The behavior is serving as a soother," agreed Walton-Flynn. "It's feeding the idea [that], 'If I have dry lips, it's unbearable, I can not bear dry lips,'"
So, if you think you really are addicted, how do you wean yourself off it? Nicky suggests removing the stimuli—don't take your lip balm out with you. In the same way an alcoholic should avoid bars, a lip balm addict should avoid carrying lip balm. "Then I'd take a therapeutic approach," she said. "I'd ask them: What happens when you don't have lip balm? What are the emotions? What are the fears?" To manage the discomfort of not having lip balm, she suggests also finding a displacement activity, the way smokers are encouraged to chew gum.

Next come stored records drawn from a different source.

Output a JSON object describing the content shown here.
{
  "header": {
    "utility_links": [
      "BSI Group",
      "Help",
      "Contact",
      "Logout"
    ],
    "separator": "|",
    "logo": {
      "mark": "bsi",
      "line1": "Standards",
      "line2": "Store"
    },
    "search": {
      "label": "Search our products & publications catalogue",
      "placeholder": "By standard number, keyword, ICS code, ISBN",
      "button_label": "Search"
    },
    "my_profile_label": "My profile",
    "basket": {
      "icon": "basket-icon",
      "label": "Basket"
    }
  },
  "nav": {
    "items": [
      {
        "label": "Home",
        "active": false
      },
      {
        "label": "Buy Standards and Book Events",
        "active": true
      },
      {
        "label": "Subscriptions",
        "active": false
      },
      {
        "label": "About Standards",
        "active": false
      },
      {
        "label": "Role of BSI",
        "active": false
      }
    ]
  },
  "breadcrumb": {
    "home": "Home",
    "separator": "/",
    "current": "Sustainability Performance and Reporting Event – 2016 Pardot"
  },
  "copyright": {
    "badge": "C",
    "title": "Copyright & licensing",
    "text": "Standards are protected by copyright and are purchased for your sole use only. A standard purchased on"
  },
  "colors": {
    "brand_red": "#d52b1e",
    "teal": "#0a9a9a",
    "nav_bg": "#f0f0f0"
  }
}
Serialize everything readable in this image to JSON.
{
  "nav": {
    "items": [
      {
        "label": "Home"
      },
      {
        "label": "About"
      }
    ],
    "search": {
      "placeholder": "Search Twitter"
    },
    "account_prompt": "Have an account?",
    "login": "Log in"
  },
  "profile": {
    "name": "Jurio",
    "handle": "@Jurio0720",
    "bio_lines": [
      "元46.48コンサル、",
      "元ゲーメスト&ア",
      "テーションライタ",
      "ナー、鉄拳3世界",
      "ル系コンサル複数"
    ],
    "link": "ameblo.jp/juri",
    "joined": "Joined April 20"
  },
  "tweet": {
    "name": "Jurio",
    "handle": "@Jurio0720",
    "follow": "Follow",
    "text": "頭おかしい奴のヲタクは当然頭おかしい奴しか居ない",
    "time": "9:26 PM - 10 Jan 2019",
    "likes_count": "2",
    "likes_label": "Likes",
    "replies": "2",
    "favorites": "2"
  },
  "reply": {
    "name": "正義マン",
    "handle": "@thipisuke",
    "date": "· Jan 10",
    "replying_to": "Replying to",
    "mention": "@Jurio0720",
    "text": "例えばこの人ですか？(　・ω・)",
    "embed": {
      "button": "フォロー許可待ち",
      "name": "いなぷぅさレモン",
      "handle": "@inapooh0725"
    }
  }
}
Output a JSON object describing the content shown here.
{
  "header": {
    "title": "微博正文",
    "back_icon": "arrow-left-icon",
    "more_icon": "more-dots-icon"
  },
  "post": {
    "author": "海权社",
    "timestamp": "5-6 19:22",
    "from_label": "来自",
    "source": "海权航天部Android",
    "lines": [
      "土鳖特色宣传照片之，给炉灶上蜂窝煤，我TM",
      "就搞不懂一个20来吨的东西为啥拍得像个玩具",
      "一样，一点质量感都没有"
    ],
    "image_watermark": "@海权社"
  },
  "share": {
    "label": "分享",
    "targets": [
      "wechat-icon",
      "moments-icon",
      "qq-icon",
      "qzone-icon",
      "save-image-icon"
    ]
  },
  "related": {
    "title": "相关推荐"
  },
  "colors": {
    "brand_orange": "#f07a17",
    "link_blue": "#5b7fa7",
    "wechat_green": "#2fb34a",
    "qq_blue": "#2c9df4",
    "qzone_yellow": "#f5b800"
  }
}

But that doesn't mean we should shun lip balm altogether. Mahto reminds us that lip balm is extremely useful for the dryness that can occur in the winter months, as well as providing sun protection, and symptomatic relief for cold sores.
As Walton-Flynn put it, "Nobody's going to die from lip balm addiction."